Since then, McIlroy has specialized in assembling the back-door Top 10 at large companies, playing well only when the pressure is over. He has averaged two top 10s in four majors every year since 2014. But before Sunday, he had only once been in the final pair on a major Sunday: the 2018 Masters, where he started three strokes behind Patrick Reed and quickly fell on pace.
But something strange happened this year, beginning with his 64th round finish at the Masters, which dropped him in second place, his highest finish ever at Augusta. McIlroy began putting together more strong rounds in every major, with a vision to top the leaderboards at both the PGA Championship and the US Open. He didn’t win one, but he was getting closer.

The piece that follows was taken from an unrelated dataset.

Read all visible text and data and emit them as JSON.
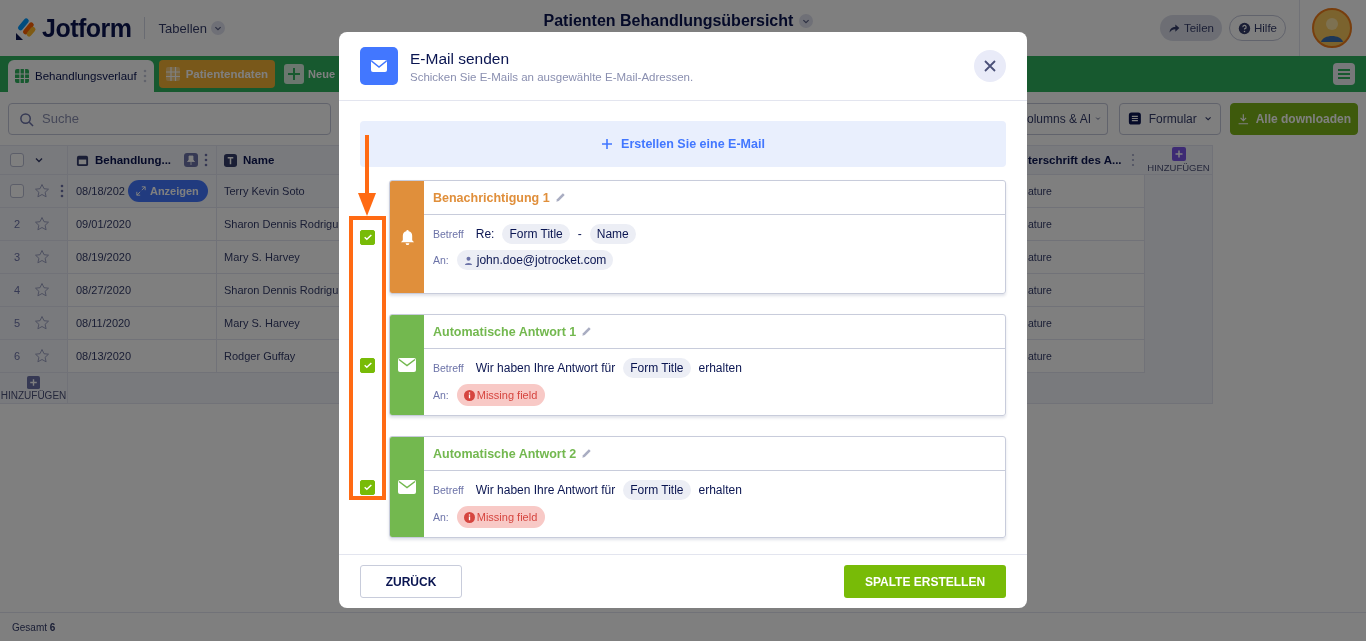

McIlroy Open on Friday: The most notable scene in Tiger Woods’ trip around St Andrews was a bit player in what could have been the final. Woods, still recovering from injuries sustained during a car wreck in February 2021, missed the cut by a mile. But as he climbed the 18th fairway, tying his hat to McIlroy, he became clearly emotional.
In addition, Smith and Young in particular had greater success, Smith in particular. Smith posted the lowest 36-hole score in Open Championship history at -13. Young was two strokes behind, and McIlroy and a rising Hovland were three.
That quartet broke away from the rest of the field on Saturday. Despite ideal scoring conditions, no one in the field was able to charge deep. McIlroy and Hovland swapped places with the Cams, taking the lead on Sunday.
One of the benefits of rolling into a Major on Sunday with a four-shot lead is that you have room for others to score a run. Before McIlroy and Hovland even chipped in, Sam Burns dropped 64 and Sodom Kawkanjana and Abraham Anser dropped 65… and no one even came close to five strokes.
On the other hand, one of the drawbacks of rolling into a Major on Sunday with a four-shot lead is that you’re vulnerable to someone going on a five-birdie run. That’s exactly what Smith did for holes 10 to 14, catching and passing McIlroy along the way.
Meanwhile, Hovland faded into the distance. He blinked for the first time with a bogey on the fourth hole – his first since posting the field’s only bogey-free round on Saturday – and couldn’t keep pace with McIlroy and a streaking Smith. Young also couldn’t keep pace, unable to get a crucial birdie putt to drop at 16, which tied him with McIlroy at -18. He rolled into an eagle on the 18th, momentarily, for the lead, but Smith promptly put in a two-foot birdie in the shadow of the Old Course Hotel and R&A Clubhouse. The ending was as epic as the tournament deserved.
From Jay Busbee at [email protected] or on Twitter @jaybusbee. contact on,